▼
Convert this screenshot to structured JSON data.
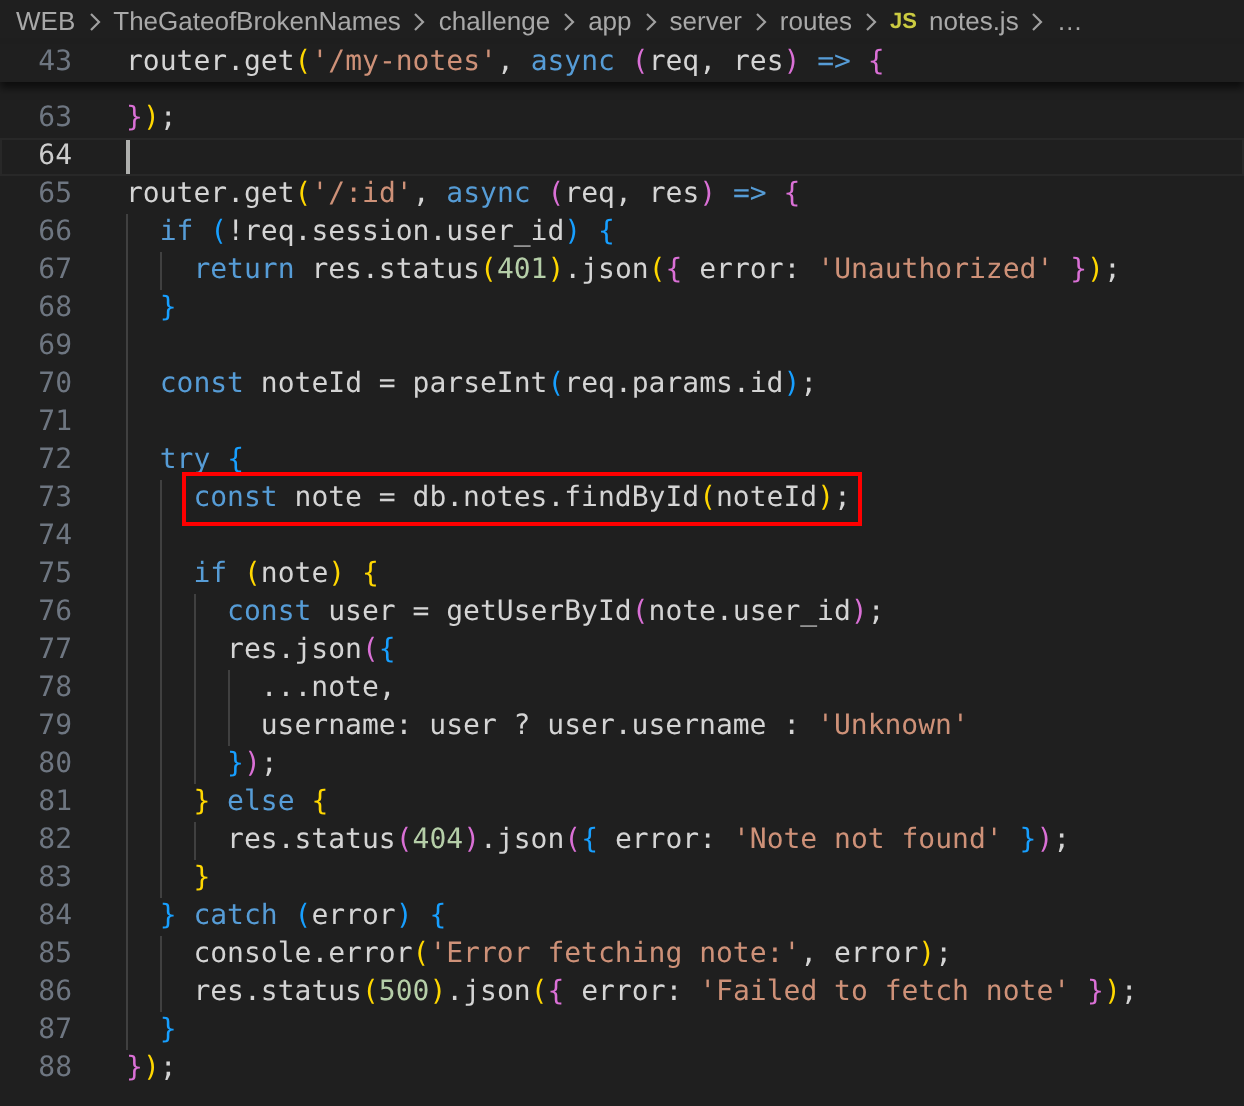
{
  "breadcrumbs": [
    {
      "kind": "folder",
      "label": "WEB"
    },
    {
      "kind": "folder",
      "label": "TheGateofBrokenNames"
    },
    {
      "kind": "folder",
      "label": "challenge"
    },
    {
      "kind": "folder",
      "label": "app"
    },
    {
      "kind": "folder",
      "label": "server"
    },
    {
      "kind": "folder",
      "label": "routes"
    },
    {
      "kind": "file",
      "icon_text": "JS",
      "label": "notes.js"
    },
    {
      "kind": "more",
      "label": "…"
    }
  ],
  "sticky_line": {
    "number": "43",
    "segments": [
      {
        "text": "router.get",
        "color": "#d4d4d4"
      },
      {
        "text": "(",
        "color": "#ffd700"
      },
      {
        "text": "'/my-notes'",
        "color": "#ce9178"
      },
      {
        "text": ", ",
        "color": "#d4d4d4"
      },
      {
        "text": "async ",
        "color": "#569cd6"
      },
      {
        "text": "(",
        "color": "#da70d6"
      },
      {
        "text": "req, res",
        "color": "#d4d4d4"
      },
      {
        "text": ") ",
        "color": "#da70d6"
      },
      {
        "text": "=> ",
        "color": "#569cd6"
      },
      {
        "text": "{",
        "color": "#da70d6"
      }
    ]
  },
  "lines": [
    {
      "number": "63",
      "segments": [
        {
          "text": "}",
          "color": "#da70d6"
        },
        {
          "text": ")",
          "color": "#ffd700"
        },
        {
          "text": ";",
          "color": "#d4d4d4"
        }
      ]
    },
    {
      "number": "64",
      "active": true
    },
    {
      "number": "65",
      "segments": [
        {
          "text": "router.get",
          "color": "#d4d4d4"
        },
        {
          "text": "(",
          "color": "#ffd700"
        },
        {
          "text": "'/:id'",
          "color": "#ce9178"
        },
        {
          "text": ", ",
          "color": "#d4d4d4"
        },
        {
          "text": "async ",
          "color": "#569cd6"
        },
        {
          "text": "(",
          "color": "#da70d6"
        },
        {
          "text": "req, res",
          "color": "#d4d4d4"
        },
        {
          "text": ") ",
          "color": "#da70d6"
        },
        {
          "text": "=> ",
          "color": "#569cd6"
        },
        {
          "text": "{",
          "color": "#da70d6"
        }
      ]
    },
    {
      "number": "66",
      "segments": [
        {
          "text": "  if ",
          "color": "#569cd6"
        },
        {
          "text": "(",
          "color": "#179fff"
        },
        {
          "text": "!req.session.user_id",
          "color": "#d4d4d4"
        },
        {
          "text": ") {",
          "color": "#179fff"
        }
      ]
    },
    {
      "number": "67",
      "segments": [
        {
          "text": "    return ",
          "color": "#569cd6"
        },
        {
          "text": "res.status",
          "color": "#d4d4d4"
        },
        {
          "text": "(",
          "color": "#ffd700"
        },
        {
          "text": "401",
          "color": "#b5cea8"
        },
        {
          "text": ")",
          "color": "#ffd700"
        },
        {
          "text": ".json",
          "color": "#d4d4d4"
        },
        {
          "text": "(",
          "color": "#ffd700"
        },
        {
          "text": "{ ",
          "color": "#da70d6"
        },
        {
          "text": "error: ",
          "color": "#d4d4d4"
        },
        {
          "text": "'Unauthorized' ",
          "color": "#ce9178"
        },
        {
          "text": "}",
          "color": "#da70d6"
        },
        {
          "text": ")",
          "color": "#ffd700"
        },
        {
          "text": ";",
          "color": "#d4d4d4"
        }
      ]
    },
    {
      "number": "68",
      "segments": [
        {
          "text": "  }",
          "color": "#179fff"
        }
      ]
    },
    {
      "number": "69"
    },
    {
      "number": "70",
      "segments": [
        {
          "text": "  const ",
          "color": "#569cd6"
        },
        {
          "text": "noteId = parseInt",
          "color": "#d4d4d4"
        },
        {
          "text": "(",
          "color": "#179fff"
        },
        {
          "text": "req.params.id",
          "color": "#d4d4d4"
        },
        {
          "text": ")",
          "color": "#179fff"
        },
        {
          "text": ";",
          "color": "#d4d4d4"
        }
      ]
    },
    {
      "number": "71"
    },
    {
      "number": "72",
      "segments": [
        {
          "text": "  try ",
          "color": "#569cd6"
        },
        {
          "text": "{",
          "color": "#179fff"
        }
      ]
    },
    {
      "number": "73",
      "highlighted": true,
      "segments": [
        {
          "text": "    const ",
          "color": "#569cd6"
        },
        {
          "text": "note = db.notes.findById",
          "color": "#d4d4d4"
        },
        {
          "text": "(",
          "color": "#ffd700"
        },
        {
          "text": "noteId",
          "color": "#d4d4d4"
        },
        {
          "text": ")",
          "color": "#ffd700"
        },
        {
          "text": ";",
          "color": "#d4d4d4"
        }
      ]
    },
    {
      "number": "74"
    },
    {
      "number": "75",
      "segments": [
        {
          "text": "    if ",
          "color": "#569cd6"
        },
        {
          "text": "(",
          "color": "#ffd700"
        },
        {
          "text": "note",
          "color": "#d4d4d4"
        },
        {
          "text": ") {",
          "color": "#ffd700"
        }
      ]
    },
    {
      "number": "76",
      "segments": [
        {
          "text": "      const ",
          "color": "#569cd6"
        },
        {
          "text": "user = getUserById",
          "color": "#d4d4d4"
        },
        {
          "text": "(",
          "color": "#da70d6"
        },
        {
          "text": "note.user_id",
          "color": "#d4d4d4"
        },
        {
          "text": ")",
          "color": "#da70d6"
        },
        {
          "text": ";",
          "color": "#d4d4d4"
        }
      ]
    },
    {
      "number": "77",
      "segments": [
        {
          "text": "      res.json",
          "color": "#d4d4d4"
        },
        {
          "text": "(",
          "color": "#da70d6"
        },
        {
          "text": "{",
          "color": "#179fff"
        }
      ]
    },
    {
      "number": "78",
      "segments": [
        {
          "text": "        ...note,",
          "color": "#d4d4d4"
        }
      ]
    },
    {
      "number": "79",
      "segments": [
        {
          "text": "        username: user ? user.username : ",
          "color": "#d4d4d4"
        },
        {
          "text": "'Unknown'",
          "color": "#ce9178"
        }
      ]
    },
    {
      "number": "80",
      "segments": [
        {
          "text": "      }",
          "color": "#179fff"
        },
        {
          "text": ")",
          "color": "#da70d6"
        },
        {
          "text": ";",
          "color": "#d4d4d4"
        }
      ]
    },
    {
      "number": "81",
      "segments": [
        {
          "text": "    } ",
          "color": "#ffd700"
        },
        {
          "text": "else ",
          "color": "#569cd6"
        },
        {
          "text": "{",
          "color": "#ffd700"
        }
      ]
    },
    {
      "number": "82",
      "segments": [
        {
          "text": "      res.status",
          "color": "#d4d4d4"
        },
        {
          "text": "(",
          "color": "#da70d6"
        },
        {
          "text": "404",
          "color": "#b5cea8"
        },
        {
          "text": ")",
          "color": "#da70d6"
        },
        {
          "text": ".json",
          "color": "#d4d4d4"
        },
        {
          "text": "(",
          "color": "#da70d6"
        },
        {
          "text": "{ ",
          "color": "#179fff"
        },
        {
          "text": "error: ",
          "color": "#d4d4d4"
        },
        {
          "text": "'Note not found' ",
          "color": "#ce9178"
        },
        {
          "text": "}",
          "color": "#179fff"
        },
        {
          "text": ")",
          "color": "#da70d6"
        },
        {
          "text": ";",
          "color": "#d4d4d4"
        }
      ]
    },
    {
      "number": "83",
      "segments": [
        {
          "text": "    }",
          "color": "#ffd700"
        }
      ]
    },
    {
      "number": "84",
      "segments": [
        {
          "text": "  } ",
          "color": "#179fff"
        },
        {
          "text": "catch ",
          "color": "#569cd6"
        },
        {
          "text": "(",
          "color": "#179fff"
        },
        {
          "text": "error",
          "color": "#d4d4d4"
        },
        {
          "text": ") {",
          "color": "#179fff"
        }
      ]
    },
    {
      "number": "85",
      "segments": [
        {
          "text": "    console.error",
          "color": "#d4d4d4"
        },
        {
          "text": "(",
          "color": "#ffd700"
        },
        {
          "text": "'Error fetching note:'",
          "color": "#ce9178"
        },
        {
          "text": ", error",
          "color": "#d4d4d4"
        },
        {
          "text": ")",
          "color": "#ffd700"
        },
        {
          "text": ";",
          "color": "#d4d4d4"
        }
      ]
    },
    {
      "number": "86",
      "segments": [
        {
          "text": "    res.status",
          "color": "#d4d4d4"
        },
        {
          "text": "(",
          "color": "#ffd700"
        },
        {
          "text": "500",
          "color": "#b5cea8"
        },
        {
          "text": ")",
          "color": "#ffd700"
        },
        {
          "text": ".json",
          "color": "#d4d4d4"
        },
        {
          "text": "(",
          "color": "#ffd700"
        },
        {
          "text": "{ ",
          "color": "#da70d6"
        },
        {
          "text": "error: ",
          "color": "#d4d4d4"
        },
        {
          "text": "'Failed to fetch note' ",
          "color": "#ce9178"
        },
        {
          "text": "}",
          "color": "#da70d6"
        },
        {
          "text": ")",
          "color": "#ffd700"
        },
        {
          "text": ";",
          "color": "#d4d4d4"
        }
      ]
    },
    {
      "number": "87",
      "segments": [
        {
          "text": "  }",
          "color": "#179fff"
        }
      ]
    },
    {
      "number": "88",
      "segments": [
        {
          "text": "}",
          "color": "#da70d6"
        },
        {
          "text": ")",
          "color": "#ffd700"
        },
        {
          "text": ";",
          "color": "#d4d4d4"
        }
      ]
    }
  ]
}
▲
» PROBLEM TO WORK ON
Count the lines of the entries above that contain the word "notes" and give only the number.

» WORKED SOLUTION
3